There is a good chance that Pederson’s World Series performance earned him another shot on the 2018 roster. If Joc had gone away quietly this season, then it would not have surprised me if the Dodgers started him in Triple-A next year. Given the Dodgers outfield depth with highly regarded prospect Alex Verdugo, and the return of Andrew Toles, Joc might have been lost in the mix had he not had a big World Series. For now, anyways, he saved his Dodger career and is going to compete for the starting left field job in spring training. Barring a big trade or free agent signing, Joc should be considered the favorite to start in left field next season against right-handed starting pitchers.
My favorite part of Joc’s season was his World Series performance. When Joc first came up, he was my favorite player, so I enjoyed seeing him rise to the occasion in the World Series. Whether it was playing with nothing to lose or just the fact that the adrenaline of playing in the World Series amped him up, it was clear that Joc was a different player in the World Series. Not only was his performance stellar, but seeing Joc once again play with a lot of emotion and joy was a pleasant sight to see.

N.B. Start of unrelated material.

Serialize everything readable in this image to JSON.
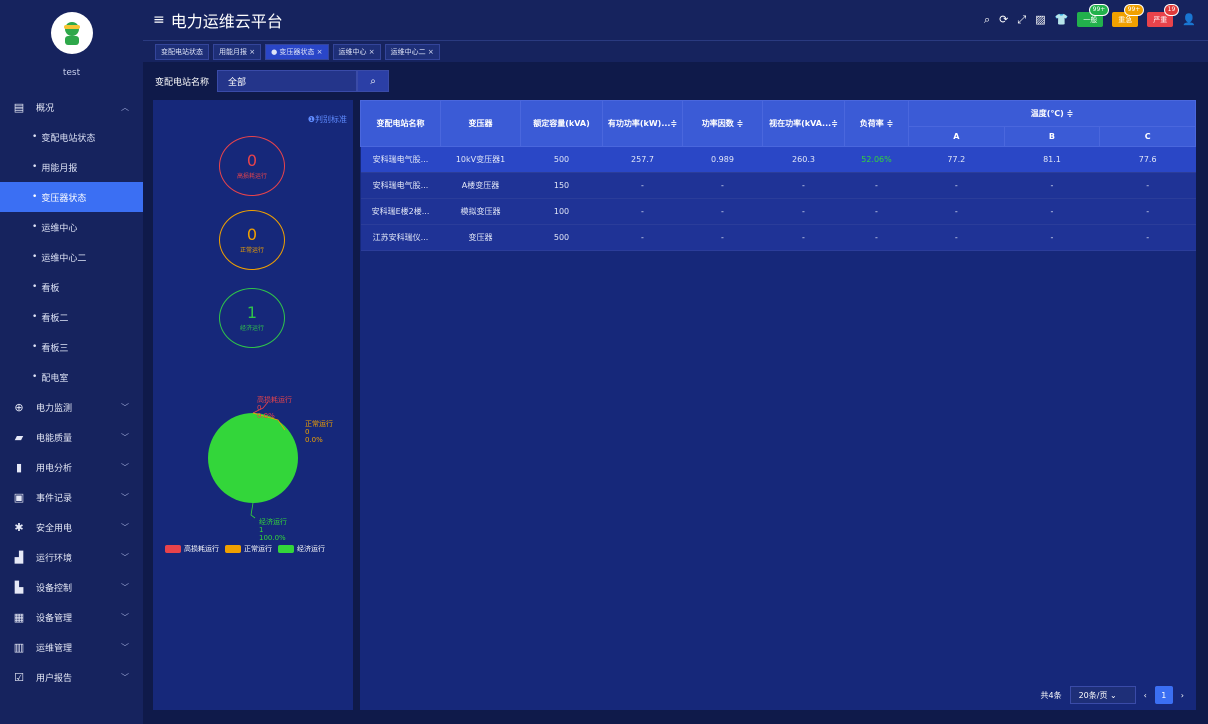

Although Joc had a very good World Series performance, his grade for the season as a whole is a D. With his defense continuing to get worse, and his offense struggling throughout the majority of the regular season, it was not a good season at all for Joc. The only thing keeping his season from being a total failure was his strong World Series showing. The Dodgers need to hope that Joc has a bounceback year like Yasiel Puig did this season after he was demoted to the minors last year. 2018 will likely be the last shot Joc will get to earn a starting spot with the outfield prospects the Dodgers have coming through the farm system.